    Only you will know how much your truck will cost per hour. We have no idea what your truck and plow payment will be, how much fuel will cost you, maintenance, insurance, work comp, etc. it's different for everyone.

    Hourly wages depend on where you are. I don't live in your city. You have to find that out. Triggers are from zero tolerance to 4" typically. It depends on what is traditional in your area and what the needs of the individual customer are.
     
    dieselss likes this.
  11. Randall Ave

    Randall Ave PlowSite.com Addict
    Messages: 1,984

    Your statement that your not worried about profit, just positive cash flow, lumping it in with summer maintenance. Grass grows every day. Snow not so much. Last year here one day it snowed. It was a big storm. But that's not going to put you over the top for the year. Run a complete set of logs keeping track of all expenses. Then you will no how your doing.
     
  12. Randall Ave

    Randall Ave PlowSite.com Addict
    Messages: 1,984

    Where are you? I'm in Jersey, costs here are much higher. Driver's here are paid 25-30 an hour.
     
  13. dieselss

    dieselss PlowSite Fanatic
    Messages: 10,971

    1) 5 minutes to 24+hours. . 2) no clue, depends upon YOUR payment.....3). Reasonable, that's a loaded question but typically 20_30 an hour is about average in MY area. 4) not sure of this but I do my own and did the fleets when I worked at the company. 5)...as said 0_4" but that's agreed upon by you and your customers
     
    Dogplow Dodge and Randall Ave like this.
  14. ktfbgb

    ktfbgb Senior Member
    Messages: 783

    Your probably too late anyway for this year. At my plow shop if there are any new plows left for the year, which I doubt, they are usually 3-4 weeks out on new installs. You might be able to fudge it for your own properties maybe, but it's too late to try to get a route together in my opinion. And yes extra hoses will depend on what plow you get. I know you are talking about doing it for properties you already manage but also want to take on other snow clients. You would be smart to sub as plow truck driver for someone else for a few years before going out on your own. If you don't have at least a good working knowledge of the industry, and what standard snow and ice management practices are, you are going to open yourself up to gross negligence law suits.
     
  15. MSsnowplowing

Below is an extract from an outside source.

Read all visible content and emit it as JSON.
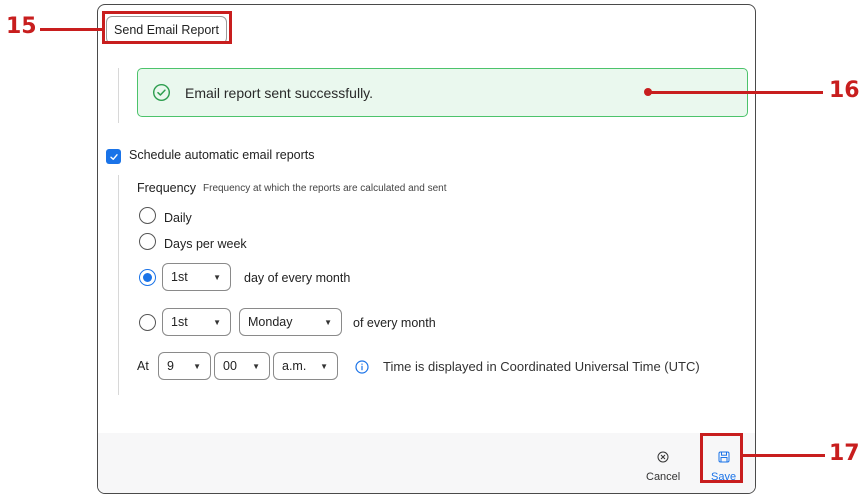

    MSsnowplowing Senior Member
    Messages: 711

    You never know what your going to run into too.
    I broke my drive shaft on my truck one year.
    Was pushing snow over a curb, snow packed and I drove over the curb and didn't know and it was a small drop down and there was a big rock.
    I hit it just right and snapped my shaft at 2am in the morning in the middle of the storm.
    Talk about sucking having to crawl under the truck to replace that -(I was lucky had a spare shaft)
    Only had one thing go wrong on my plows, a hose let go my second year plowing-(that's why I replace my hoses every two years with new ones)

    So either have a back up truck or someone you know that plows that can help you out just in case.
     
    Dogplow Dodge likes this.